Is There a Difference Between a Rabbit and a Hare?
Although rabbits and hares look so much alike that they are often mistaken for each other, there are significant differences in physical appearance, behavior, and even lifestyles between them. The easiest time to notice this difference is at birth.
Newborn rabbits called kittens or bunnies are blind and naked, totally dependent on their mothers. Baby hares called leverets are born with their eyes open, and are ready to scamper from danger just minutes after birth. Infant hares are also covered with short fur, so it’s easy to remember this difference – baby hares have hair.
As both animals mature, hares become larger than rabbits, and have longer legs and bigger ears with black markings. While rabbits’ fur stays the same color year-round, hares change color from brown or gray in the summer to white in the winter.
Rabbits and hares even tend to eat different foods. While rabbits prefer softer grasses and vegetables like carrots, hares like to eat harder bark and twigs. Rabbits make their homes in burrows underground, while hares make nests above ground. Only the cottontail rabbit is known to make above-ground nests similar to those of hares.
Their different living habits make rabbits and hares respond to danger differently. Rabbits prefer to head underground to hide. Hares, on the other hand, use their longer, stronger hind legs to run away from danger.

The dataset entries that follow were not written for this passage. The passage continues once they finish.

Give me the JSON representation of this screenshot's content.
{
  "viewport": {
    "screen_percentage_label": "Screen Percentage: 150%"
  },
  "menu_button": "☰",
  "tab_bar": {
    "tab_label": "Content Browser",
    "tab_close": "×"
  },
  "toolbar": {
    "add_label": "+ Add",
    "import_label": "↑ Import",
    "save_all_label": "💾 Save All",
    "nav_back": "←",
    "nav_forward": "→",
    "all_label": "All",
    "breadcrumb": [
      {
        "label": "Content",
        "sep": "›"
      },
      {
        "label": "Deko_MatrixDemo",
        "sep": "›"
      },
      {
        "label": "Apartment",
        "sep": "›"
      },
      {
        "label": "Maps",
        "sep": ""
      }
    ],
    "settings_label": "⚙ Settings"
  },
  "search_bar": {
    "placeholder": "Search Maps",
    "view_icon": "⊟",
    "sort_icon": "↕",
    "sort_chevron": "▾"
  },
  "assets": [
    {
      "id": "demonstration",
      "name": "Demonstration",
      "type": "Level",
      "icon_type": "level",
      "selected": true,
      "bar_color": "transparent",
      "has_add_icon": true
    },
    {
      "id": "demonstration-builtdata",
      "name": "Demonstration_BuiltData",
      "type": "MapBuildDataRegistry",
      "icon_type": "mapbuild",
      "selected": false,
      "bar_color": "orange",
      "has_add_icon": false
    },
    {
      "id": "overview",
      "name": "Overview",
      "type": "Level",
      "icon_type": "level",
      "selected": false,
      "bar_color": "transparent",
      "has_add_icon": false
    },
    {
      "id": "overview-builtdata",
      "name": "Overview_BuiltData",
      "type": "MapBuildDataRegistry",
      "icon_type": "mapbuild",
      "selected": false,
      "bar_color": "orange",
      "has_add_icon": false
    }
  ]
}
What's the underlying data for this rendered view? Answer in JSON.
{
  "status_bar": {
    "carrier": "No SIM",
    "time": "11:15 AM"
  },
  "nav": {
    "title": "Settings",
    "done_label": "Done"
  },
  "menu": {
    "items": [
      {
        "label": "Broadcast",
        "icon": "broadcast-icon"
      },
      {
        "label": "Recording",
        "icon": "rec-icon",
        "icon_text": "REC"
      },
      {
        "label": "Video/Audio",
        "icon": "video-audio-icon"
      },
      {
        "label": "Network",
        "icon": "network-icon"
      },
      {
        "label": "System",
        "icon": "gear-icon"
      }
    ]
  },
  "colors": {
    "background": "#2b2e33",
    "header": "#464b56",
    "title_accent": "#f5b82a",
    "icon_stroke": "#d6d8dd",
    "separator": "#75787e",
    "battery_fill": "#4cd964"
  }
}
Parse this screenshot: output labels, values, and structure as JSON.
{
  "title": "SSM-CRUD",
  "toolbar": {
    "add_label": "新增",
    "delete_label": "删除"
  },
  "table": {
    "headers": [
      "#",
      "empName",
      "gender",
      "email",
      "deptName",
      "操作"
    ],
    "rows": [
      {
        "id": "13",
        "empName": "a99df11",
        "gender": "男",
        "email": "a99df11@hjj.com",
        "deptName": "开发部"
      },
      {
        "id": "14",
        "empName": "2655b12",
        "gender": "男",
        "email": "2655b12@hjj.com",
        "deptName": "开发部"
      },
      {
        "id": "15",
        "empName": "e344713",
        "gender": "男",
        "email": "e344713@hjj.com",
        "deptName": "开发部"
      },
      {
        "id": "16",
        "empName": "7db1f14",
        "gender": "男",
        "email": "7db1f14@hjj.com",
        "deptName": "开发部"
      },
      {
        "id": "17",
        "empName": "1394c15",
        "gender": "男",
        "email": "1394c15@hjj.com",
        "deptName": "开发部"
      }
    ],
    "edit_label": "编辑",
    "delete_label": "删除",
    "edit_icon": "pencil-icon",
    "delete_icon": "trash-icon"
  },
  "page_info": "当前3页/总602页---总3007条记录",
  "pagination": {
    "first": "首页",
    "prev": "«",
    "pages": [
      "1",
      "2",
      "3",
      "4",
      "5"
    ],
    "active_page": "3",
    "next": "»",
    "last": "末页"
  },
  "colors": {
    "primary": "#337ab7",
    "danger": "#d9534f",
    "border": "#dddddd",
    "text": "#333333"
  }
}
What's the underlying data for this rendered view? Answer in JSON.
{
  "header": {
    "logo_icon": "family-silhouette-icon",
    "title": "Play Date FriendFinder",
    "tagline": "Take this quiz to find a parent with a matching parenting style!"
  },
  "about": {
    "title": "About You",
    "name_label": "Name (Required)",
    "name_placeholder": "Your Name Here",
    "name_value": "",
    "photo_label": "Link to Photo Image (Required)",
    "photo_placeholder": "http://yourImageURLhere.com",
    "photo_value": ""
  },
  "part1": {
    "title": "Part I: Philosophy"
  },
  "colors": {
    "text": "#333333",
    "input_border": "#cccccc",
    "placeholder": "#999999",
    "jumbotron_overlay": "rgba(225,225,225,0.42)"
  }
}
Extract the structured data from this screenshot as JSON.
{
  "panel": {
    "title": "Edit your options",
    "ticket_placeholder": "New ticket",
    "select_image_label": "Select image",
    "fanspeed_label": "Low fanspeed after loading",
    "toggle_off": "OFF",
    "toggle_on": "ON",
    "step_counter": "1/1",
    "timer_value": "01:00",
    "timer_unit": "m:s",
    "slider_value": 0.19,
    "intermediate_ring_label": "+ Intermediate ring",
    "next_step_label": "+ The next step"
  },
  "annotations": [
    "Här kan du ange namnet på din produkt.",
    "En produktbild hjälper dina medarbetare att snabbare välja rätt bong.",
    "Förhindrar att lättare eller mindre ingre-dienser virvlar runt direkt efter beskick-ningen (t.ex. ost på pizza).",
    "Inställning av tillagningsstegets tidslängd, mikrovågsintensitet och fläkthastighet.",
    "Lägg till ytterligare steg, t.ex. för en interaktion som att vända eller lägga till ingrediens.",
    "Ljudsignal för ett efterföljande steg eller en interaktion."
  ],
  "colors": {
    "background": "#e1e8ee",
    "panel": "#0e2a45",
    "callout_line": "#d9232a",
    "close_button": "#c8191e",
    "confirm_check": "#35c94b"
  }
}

Rabbits can be domesticated and kept as pets; hares stay wild. This reflects their behavior in the wild. Rabbits tend to be social animals that live in groups. Hares spend most of their time by themselves, only pairing up occasionally to mate.